**What is being asked**
Show every line of the data where the word "description" can be found.

(Records from a collection)
···
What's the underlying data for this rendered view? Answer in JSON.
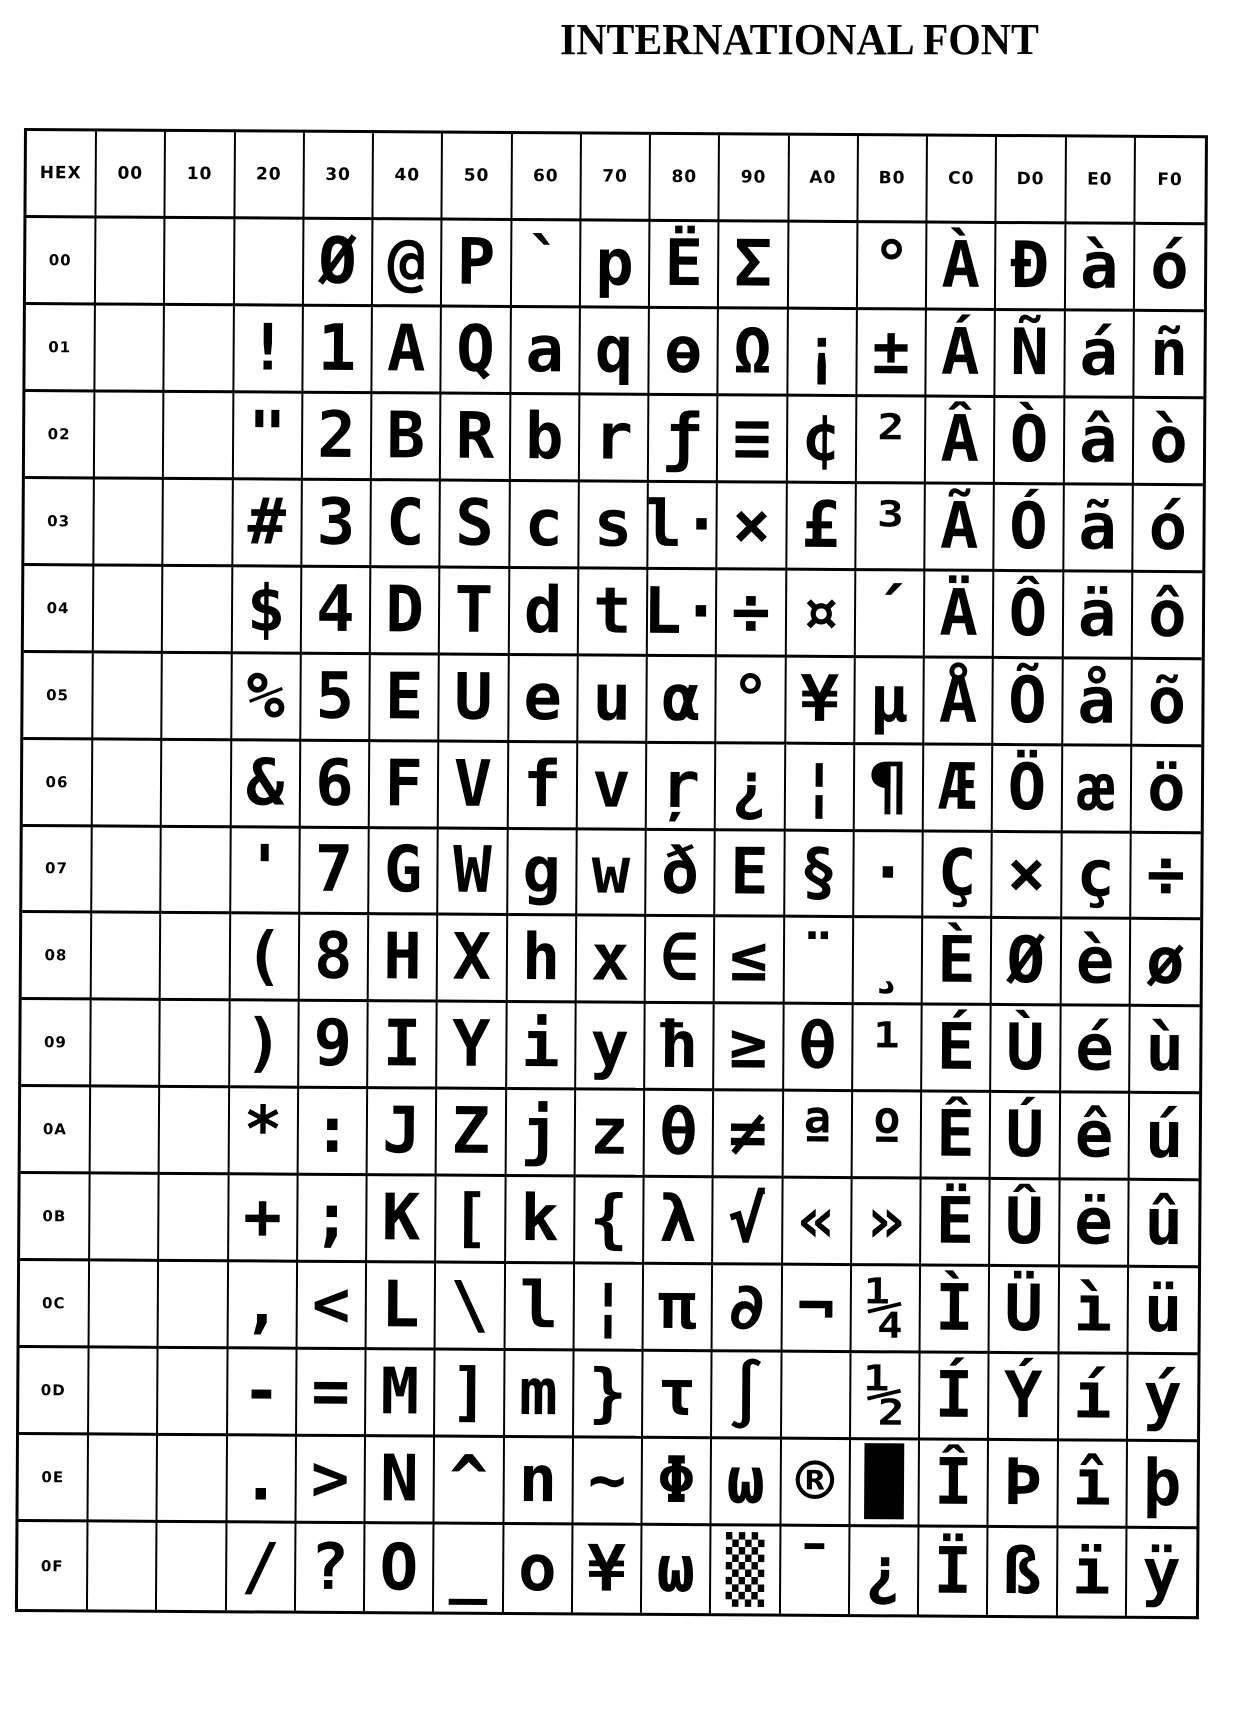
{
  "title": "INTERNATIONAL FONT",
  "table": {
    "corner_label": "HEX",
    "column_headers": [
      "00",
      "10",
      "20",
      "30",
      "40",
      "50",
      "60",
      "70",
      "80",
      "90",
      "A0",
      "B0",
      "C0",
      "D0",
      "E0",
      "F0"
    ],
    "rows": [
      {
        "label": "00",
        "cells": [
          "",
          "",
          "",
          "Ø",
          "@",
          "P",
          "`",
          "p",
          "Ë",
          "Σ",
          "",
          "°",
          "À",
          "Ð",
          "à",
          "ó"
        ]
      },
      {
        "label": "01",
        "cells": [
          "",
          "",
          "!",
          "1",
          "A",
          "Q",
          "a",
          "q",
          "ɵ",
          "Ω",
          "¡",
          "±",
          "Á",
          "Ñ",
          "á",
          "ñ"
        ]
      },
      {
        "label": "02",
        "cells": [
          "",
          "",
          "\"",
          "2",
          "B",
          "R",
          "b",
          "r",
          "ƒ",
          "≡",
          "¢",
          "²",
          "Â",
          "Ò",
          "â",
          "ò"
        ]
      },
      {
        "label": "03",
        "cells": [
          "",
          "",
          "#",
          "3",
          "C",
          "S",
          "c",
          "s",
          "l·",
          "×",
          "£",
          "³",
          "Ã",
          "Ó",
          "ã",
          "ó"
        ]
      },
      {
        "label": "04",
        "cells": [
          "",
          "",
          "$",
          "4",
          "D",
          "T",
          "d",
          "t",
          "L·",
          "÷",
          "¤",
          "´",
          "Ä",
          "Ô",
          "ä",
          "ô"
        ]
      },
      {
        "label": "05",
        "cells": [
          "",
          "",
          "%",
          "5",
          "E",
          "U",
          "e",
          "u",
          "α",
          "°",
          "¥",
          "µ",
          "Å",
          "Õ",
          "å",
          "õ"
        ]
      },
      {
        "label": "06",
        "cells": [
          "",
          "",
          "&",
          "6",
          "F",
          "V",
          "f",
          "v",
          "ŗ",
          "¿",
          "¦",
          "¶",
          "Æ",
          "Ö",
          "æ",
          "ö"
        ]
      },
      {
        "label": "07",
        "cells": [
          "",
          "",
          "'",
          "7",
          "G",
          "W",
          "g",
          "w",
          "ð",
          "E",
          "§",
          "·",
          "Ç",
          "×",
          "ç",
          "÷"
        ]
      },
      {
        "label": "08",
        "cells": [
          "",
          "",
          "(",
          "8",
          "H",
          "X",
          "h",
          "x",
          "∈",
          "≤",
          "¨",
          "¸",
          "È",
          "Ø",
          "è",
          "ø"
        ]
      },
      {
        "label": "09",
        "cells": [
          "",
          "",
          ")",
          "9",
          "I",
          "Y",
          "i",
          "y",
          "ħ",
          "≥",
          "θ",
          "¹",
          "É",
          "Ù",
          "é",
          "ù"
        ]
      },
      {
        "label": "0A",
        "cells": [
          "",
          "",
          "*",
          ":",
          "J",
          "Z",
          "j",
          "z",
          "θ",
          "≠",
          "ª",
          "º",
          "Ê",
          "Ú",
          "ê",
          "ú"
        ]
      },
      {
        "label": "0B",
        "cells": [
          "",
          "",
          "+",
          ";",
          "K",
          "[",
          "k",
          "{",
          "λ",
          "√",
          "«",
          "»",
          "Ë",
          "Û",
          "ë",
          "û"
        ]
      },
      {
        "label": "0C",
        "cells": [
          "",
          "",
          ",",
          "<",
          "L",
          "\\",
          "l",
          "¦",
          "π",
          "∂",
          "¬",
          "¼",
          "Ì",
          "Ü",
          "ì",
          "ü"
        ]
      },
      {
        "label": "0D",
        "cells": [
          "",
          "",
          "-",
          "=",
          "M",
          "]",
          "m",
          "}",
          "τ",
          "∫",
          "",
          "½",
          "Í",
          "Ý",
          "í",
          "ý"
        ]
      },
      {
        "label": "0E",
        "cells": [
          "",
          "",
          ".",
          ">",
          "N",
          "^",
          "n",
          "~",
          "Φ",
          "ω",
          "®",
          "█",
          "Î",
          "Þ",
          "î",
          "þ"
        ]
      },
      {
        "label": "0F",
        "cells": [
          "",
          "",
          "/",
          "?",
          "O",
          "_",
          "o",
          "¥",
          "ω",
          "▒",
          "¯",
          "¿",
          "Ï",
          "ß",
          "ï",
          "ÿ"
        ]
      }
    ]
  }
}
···
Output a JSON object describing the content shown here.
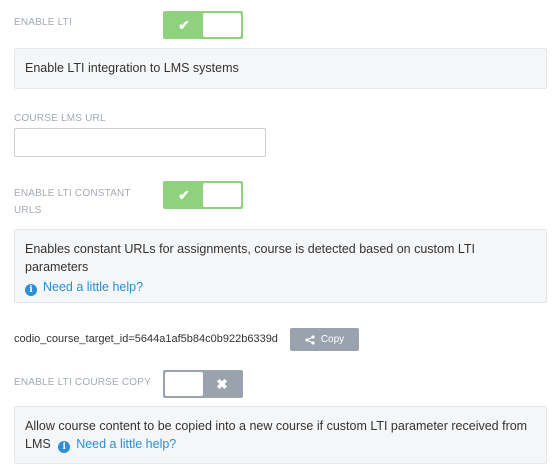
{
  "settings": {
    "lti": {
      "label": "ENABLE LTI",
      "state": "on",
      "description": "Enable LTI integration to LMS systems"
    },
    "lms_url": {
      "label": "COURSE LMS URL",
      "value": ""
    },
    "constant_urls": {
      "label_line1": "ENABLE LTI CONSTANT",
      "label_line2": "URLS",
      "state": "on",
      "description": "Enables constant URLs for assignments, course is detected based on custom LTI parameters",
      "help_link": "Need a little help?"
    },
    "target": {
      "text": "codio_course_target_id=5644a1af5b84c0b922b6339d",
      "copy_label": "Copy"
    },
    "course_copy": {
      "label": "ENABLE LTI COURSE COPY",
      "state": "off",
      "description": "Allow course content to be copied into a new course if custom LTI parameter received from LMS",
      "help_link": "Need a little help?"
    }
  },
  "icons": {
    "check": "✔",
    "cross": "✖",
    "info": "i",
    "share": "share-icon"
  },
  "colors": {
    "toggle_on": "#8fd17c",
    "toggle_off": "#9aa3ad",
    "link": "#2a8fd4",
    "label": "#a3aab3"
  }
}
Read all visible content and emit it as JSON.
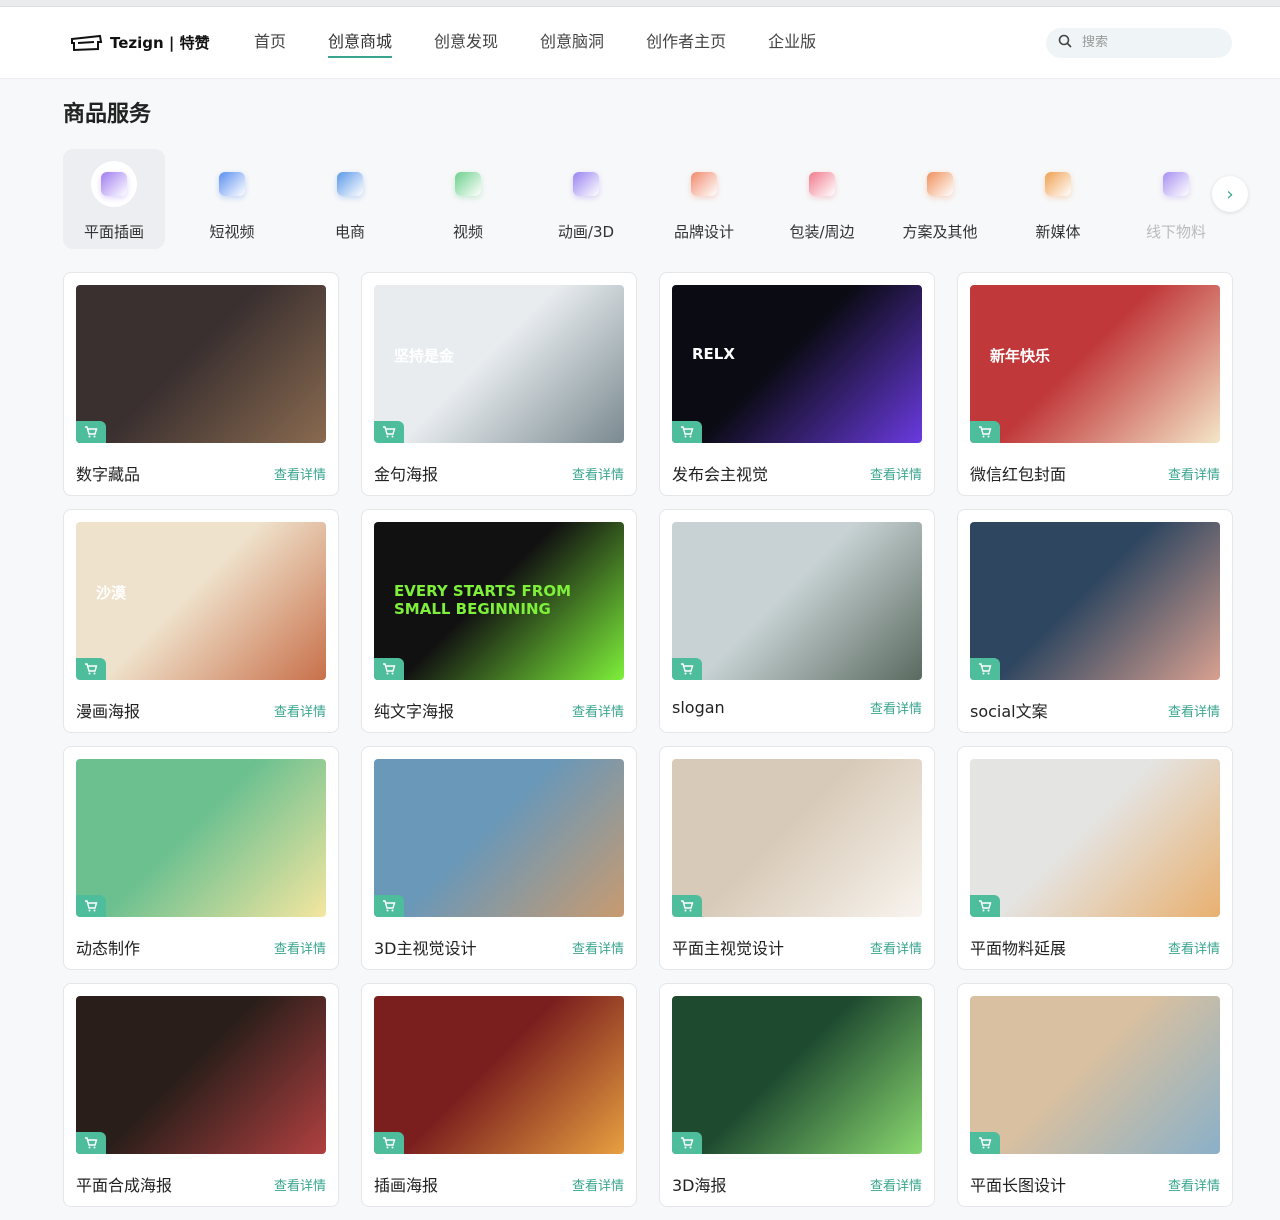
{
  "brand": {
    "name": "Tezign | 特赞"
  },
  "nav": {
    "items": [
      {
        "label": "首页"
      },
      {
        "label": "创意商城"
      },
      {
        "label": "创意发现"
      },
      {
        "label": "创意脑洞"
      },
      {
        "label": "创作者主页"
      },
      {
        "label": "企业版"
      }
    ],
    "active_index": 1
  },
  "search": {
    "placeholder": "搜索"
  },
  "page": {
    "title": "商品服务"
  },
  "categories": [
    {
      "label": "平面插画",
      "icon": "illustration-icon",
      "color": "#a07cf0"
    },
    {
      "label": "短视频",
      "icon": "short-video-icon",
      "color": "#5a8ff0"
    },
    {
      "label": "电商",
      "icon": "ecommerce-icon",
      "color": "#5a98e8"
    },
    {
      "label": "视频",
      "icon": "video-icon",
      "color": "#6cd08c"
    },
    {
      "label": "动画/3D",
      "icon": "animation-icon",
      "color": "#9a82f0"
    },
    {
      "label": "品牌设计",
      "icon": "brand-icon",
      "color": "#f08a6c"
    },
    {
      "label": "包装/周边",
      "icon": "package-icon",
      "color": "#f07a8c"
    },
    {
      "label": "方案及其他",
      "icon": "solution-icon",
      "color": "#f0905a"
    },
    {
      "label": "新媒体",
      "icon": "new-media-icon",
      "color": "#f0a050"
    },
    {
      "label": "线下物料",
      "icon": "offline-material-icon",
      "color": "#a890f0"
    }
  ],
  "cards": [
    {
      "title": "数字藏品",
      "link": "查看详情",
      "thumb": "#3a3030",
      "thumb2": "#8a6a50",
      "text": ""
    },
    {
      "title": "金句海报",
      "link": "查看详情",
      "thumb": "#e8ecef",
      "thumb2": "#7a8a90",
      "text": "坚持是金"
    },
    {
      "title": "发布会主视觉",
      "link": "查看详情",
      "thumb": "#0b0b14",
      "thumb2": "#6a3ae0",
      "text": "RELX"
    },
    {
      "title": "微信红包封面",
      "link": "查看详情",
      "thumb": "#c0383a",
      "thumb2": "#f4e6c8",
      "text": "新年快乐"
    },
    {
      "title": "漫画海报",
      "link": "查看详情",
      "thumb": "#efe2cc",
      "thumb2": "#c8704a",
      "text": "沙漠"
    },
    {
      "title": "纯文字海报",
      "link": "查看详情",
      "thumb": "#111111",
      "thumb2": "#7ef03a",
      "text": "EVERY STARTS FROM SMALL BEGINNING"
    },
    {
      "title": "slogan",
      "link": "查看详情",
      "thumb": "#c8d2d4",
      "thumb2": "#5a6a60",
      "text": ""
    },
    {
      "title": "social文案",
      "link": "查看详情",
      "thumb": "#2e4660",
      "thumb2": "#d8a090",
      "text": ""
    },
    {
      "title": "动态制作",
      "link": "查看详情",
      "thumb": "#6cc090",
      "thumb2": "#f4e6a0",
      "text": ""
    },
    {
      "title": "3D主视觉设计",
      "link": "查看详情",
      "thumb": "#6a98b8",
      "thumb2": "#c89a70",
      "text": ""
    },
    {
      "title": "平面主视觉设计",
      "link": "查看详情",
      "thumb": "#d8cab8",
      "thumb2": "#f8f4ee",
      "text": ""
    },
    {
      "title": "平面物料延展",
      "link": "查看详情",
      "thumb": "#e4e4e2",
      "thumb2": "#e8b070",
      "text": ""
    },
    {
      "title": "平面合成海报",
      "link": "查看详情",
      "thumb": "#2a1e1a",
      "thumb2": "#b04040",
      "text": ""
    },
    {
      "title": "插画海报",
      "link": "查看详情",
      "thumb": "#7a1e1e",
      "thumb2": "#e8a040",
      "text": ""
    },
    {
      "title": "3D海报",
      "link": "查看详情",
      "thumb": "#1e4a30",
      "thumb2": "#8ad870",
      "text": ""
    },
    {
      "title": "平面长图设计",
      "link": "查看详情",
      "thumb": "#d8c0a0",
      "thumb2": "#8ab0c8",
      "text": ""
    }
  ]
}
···
**Reply to the task**
      "description": "Enable LTI integration to LMS systems"
      "description": "Enables constant URLs for assignments, course is detected based on custom LTI parameters",
      "description": "Allow course content to be copied into a new course if custom LTI parameter received from LMS",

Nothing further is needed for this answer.